Chair is Kevin Rooney, a native of Belfast who recently launched a new blog at Irishborderpoll.com advocating for a border poll as a way of expediting a the route to a politically unified island.
Andrée Murphy is a Deputy Director of Relatives for Justice, a columnist with Belfast Media and is a prominent member of Ireland’s Future which seems to be positioning itself as a framing body in any future referendum.
Peter Cardwell – is the only declared “Unionist” on the panel and former special adviser to two NI Secretaries, who has argued strongly that most talk of unification takes place over the heads of unionism, and is therefore unrealistic.
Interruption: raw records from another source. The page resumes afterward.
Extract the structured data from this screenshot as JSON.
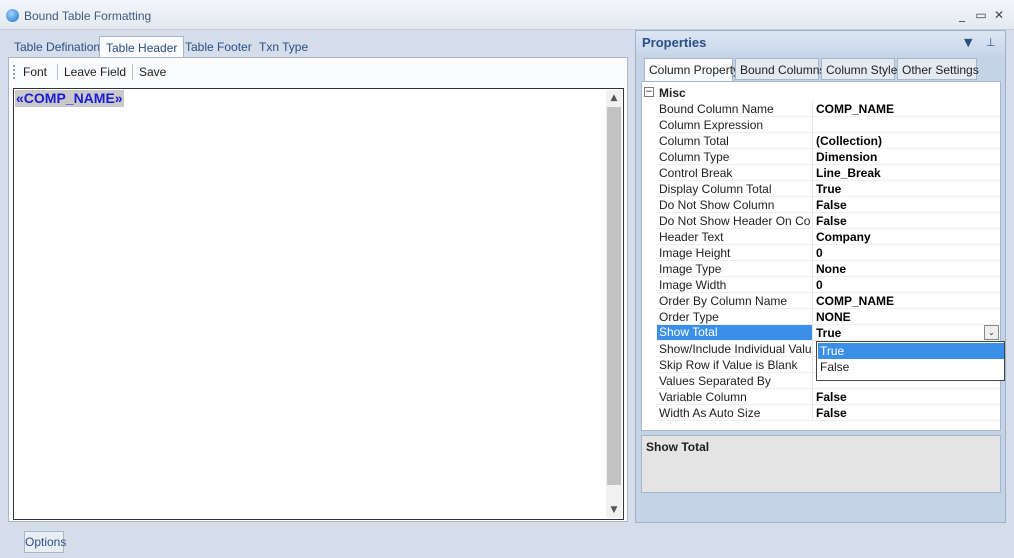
{
  "window": {
    "title": "Bound Table Formatting",
    "controls": {
      "minimize": "_",
      "restore": "▭",
      "close": "✕"
    }
  },
  "left_tabs": [
    "Table Defination",
    "Table Header",
    "Table Footer",
    "Txn Type"
  ],
  "active_left_tab": "Table Header",
  "toolbar": {
    "font": "Font",
    "leave_field": "Leave Field",
    "save": "Save"
  },
  "editor": {
    "field_text": "«COMP_NAME»"
  },
  "properties": {
    "title": "Properties",
    "header_buttons": {
      "dropdown": "▼",
      "pin": "⊥"
    },
    "tabs": [
      "Column Property",
      "Bound Columns",
      "Column Style",
      "Other Settings"
    ],
    "active_tab": "Column Property",
    "category": {
      "toggle": "−",
      "label": "Misc"
    },
    "rows": [
      {
        "name": "Bound Column Name",
        "value": "COMP_NAME"
      },
      {
        "name": "Column Expression",
        "value": ""
      },
      {
        "name": "Column Total",
        "value": "(Collection)"
      },
      {
        "name": "Column Type",
        "value": "Dimension"
      },
      {
        "name": "Control Break",
        "value": "Line_Break"
      },
      {
        "name": "Display Column Total",
        "value": "True"
      },
      {
        "name": "Do Not Show Column",
        "value": "False"
      },
      {
        "name": "Do Not Show Header On Contro",
        "value": "False"
      },
      {
        "name": "Header Text",
        "value": "Company"
      },
      {
        "name": "Image Height",
        "value": "0"
      },
      {
        "name": "Image Type",
        "value": "None"
      },
      {
        "name": "Image Width",
        "value": "0"
      },
      {
        "name": "Order By Column Name",
        "value": "COMP_NAME"
      },
      {
        "name": "Order Type",
        "value": "NONE"
      },
      {
        "name": "Show Total",
        "value": "True"
      },
      {
        "name": "Show/Include Individual Values",
        "value": ""
      },
      {
        "name": "Skip Row if Value is Blank",
        "value": ""
      },
      {
        "name": "Values Separated By",
        "value": ""
      },
      {
        "name": "Variable Column",
        "value": "False"
      },
      {
        "name": "Width As Auto Size",
        "value": "False"
      }
    ],
    "dropdown": {
      "button": "⌄",
      "options": [
        "True",
        "False"
      ],
      "highlighted": "True"
    },
    "description": {
      "title": "Show Total"
    }
  },
  "footer": {
    "options_label": "Options"
  }
}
Peter Ramsay is an academic and part of The Full Brexit. He argues that the current Brexit settlement is producing such a drag on the original intention of Brexit and therefore Brexiteers should want Northern Ireland should be let go.
In an oped piece in The Irish World this week, Kevin describes my own position as being ‘in between’ in the sense that alone of all the panel members I’ll be taking the title as an exam question rather than advocating for a specific outcome.
The GFA grants all citizens of Northern Ireland (without exception) the right to aspire to different constitutional futures. It also grants them the right to screw it up by acting in the near term in ways that will surely undermine that aspiration.
I don’t believe change (per se) is the problem. How we manage all necessary changes and avoid tearing each other apart is more vital than widely appreciated, whether in the furtherance of the Union or in a prospective United Ireland.
Without giving away too much about my presentation (you’ll have to come to hear that), there’s a debate to be had about the future if we can get beyond our obsession with the mere fact we have the means of constitutional change.
If you are in London at the weekend, there’s a series of excellent cut-price ticket deals for students (£27.50 for the weekend); school pupils (free for a day and £10 for the weekend); and reductions for concessions here.
Mick is founding editor of Slugger. He has written papers on the impacts of the Internet on politics and the wider media and is a regular guest and speaking events across Ireland, the UK and Europe. Twitter: @MickFealty